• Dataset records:
►

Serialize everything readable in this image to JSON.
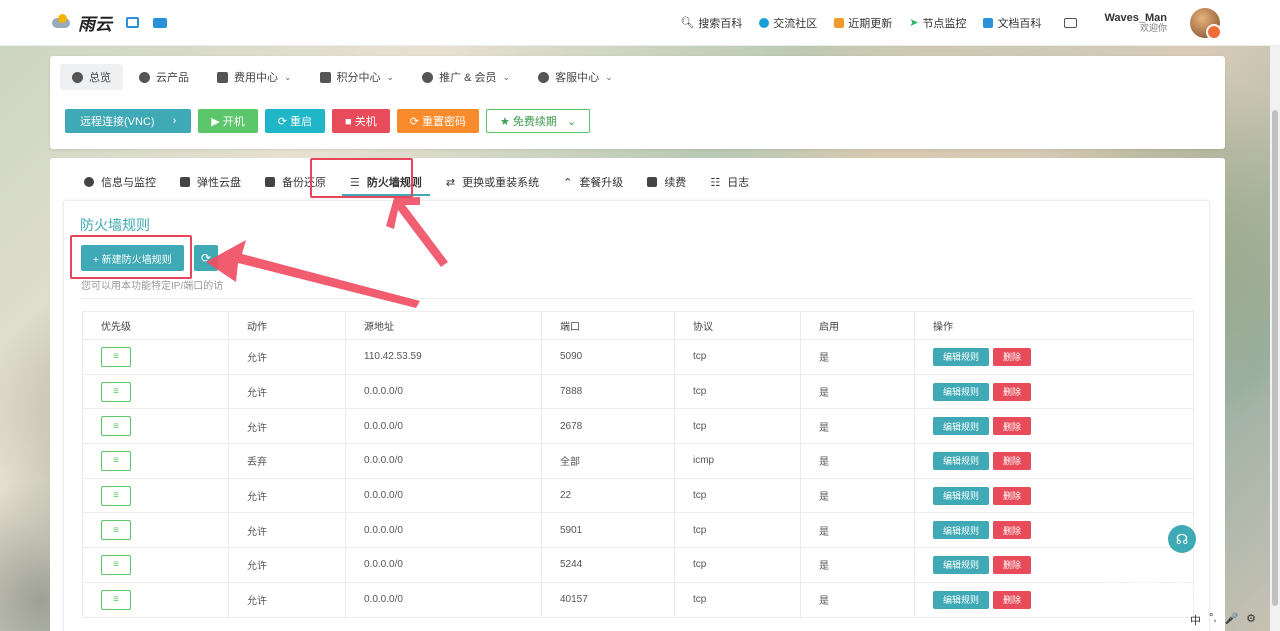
{
  "brand": {
    "name": "雨云"
  },
  "topnav": {
    "items": [
      {
        "label": "搜索百科",
        "icon": "search-icon",
        "color": "#333333"
      },
      {
        "label": "交流社区",
        "icon": "community-icon",
        "color": "#1a9fd8"
      },
      {
        "label": "近期更新",
        "icon": "update-icon",
        "color": "#f29a2c"
      },
      {
        "label": "节点监控",
        "icon": "monitor-icon",
        "color": "#2fb36b"
      },
      {
        "label": "文档百科",
        "icon": "book-icon",
        "color": "#2a90d8"
      }
    ],
    "user": {
      "name": "Waves_Man",
      "welcome": "欢迎你"
    }
  },
  "menu": {
    "items": [
      {
        "label": "总览",
        "caret": false
      },
      {
        "label": "云产品",
        "caret": false
      },
      {
        "label": "费用中心",
        "caret": true
      },
      {
        "label": "积分中心",
        "caret": true
      },
      {
        "label": "推广 & 会员",
        "caret": true
      },
      {
        "label": "客服中心",
        "caret": true
      }
    ]
  },
  "actions": {
    "vnc": "远程连接(VNC)",
    "vnc_arrow": "›",
    "power_on": "▶ 开机",
    "restart": "⟳ 重启",
    "shutdown": "■ 关机",
    "reset_pwd": "⟳ 重置密码",
    "renew": "★ 免费续期",
    "renew_caret": "⌄"
  },
  "tabs": [
    {
      "label": "信息与监控",
      "icon": "info-icon"
    },
    {
      "label": "弹性云盘",
      "icon": "disk-icon"
    },
    {
      "label": "备份还原",
      "icon": "backup-icon"
    },
    {
      "label": "防火墙规则",
      "icon": "firewall-icon",
      "active": true
    },
    {
      "label": "更换或重装系统",
      "icon": "swap-icon"
    },
    {
      "label": "套餐升级",
      "icon": "upgrade-icon"
    },
    {
      "label": "续费",
      "icon": "renew-icon"
    },
    {
      "label": "日志",
      "icon": "log-icon"
    }
  ],
  "firewall": {
    "title": "防火墙规则",
    "new_button": "+ 新建防火墙规则",
    "refresh_icon": "⟳",
    "hint": "您可以用本功能特定IP/端口的访",
    "columns": [
      "优先级",
      "动作",
      "源地址",
      "端口",
      "协议",
      "启用",
      "操作"
    ],
    "edit_label": "编辑规则",
    "delete_label": "删除",
    "priority_glyph": "≡",
    "rows": [
      {
        "action": "允许",
        "source": "110.42.53.59",
        "port": "5090",
        "protocol": "tcp",
        "enabled": "是"
      },
      {
        "action": "允许",
        "source": "0.0.0.0/0",
        "port": "7888",
        "protocol": "tcp",
        "enabled": "是"
      },
      {
        "action": "允许",
        "source": "0.0.0.0/0",
        "port": "2678",
        "protocol": "tcp",
        "enabled": "是"
      },
      {
        "action": "丢弃",
        "source": "0.0.0.0/0",
        "port": "全部",
        "protocol": "icmp",
        "enabled": "是"
      },
      {
        "action": "允许",
        "source": "0.0.0.0/0",
        "port": "22",
        "protocol": "tcp",
        "enabled": "是"
      },
      {
        "action": "允许",
        "source": "0.0.0.0/0",
        "port": "5901",
        "protocol": "tcp",
        "enabled": "是"
      },
      {
        "action": "允许",
        "source": "0.0.0.0/0",
        "port": "5244",
        "protocol": "tcp",
        "enabled": "是"
      },
      {
        "action": "允许",
        "source": "0.0.0.0/0",
        "port": "40157",
        "protocol": "tcp",
        "enabled": "是"
      }
    ]
  },
  "watermark": "小黑盒",
  "taskbar": [
    "中",
    "°,",
    "🎤",
    "⚙"
  ],
  "colors": {
    "accent": "#3fa9b5",
    "success": "#5cc66b",
    "danger": "#e84c5a",
    "warning": "#f98b2c",
    "annotation": "#e8455a"
  }
}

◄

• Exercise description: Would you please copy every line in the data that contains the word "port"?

• Problem solution:
        "port": "5090",
        "port": "7888",
        "port": "2678",
        "port": "全部",
        "port": "22",
        "port": "5901",
        "port": "5244",
        "port": "40157",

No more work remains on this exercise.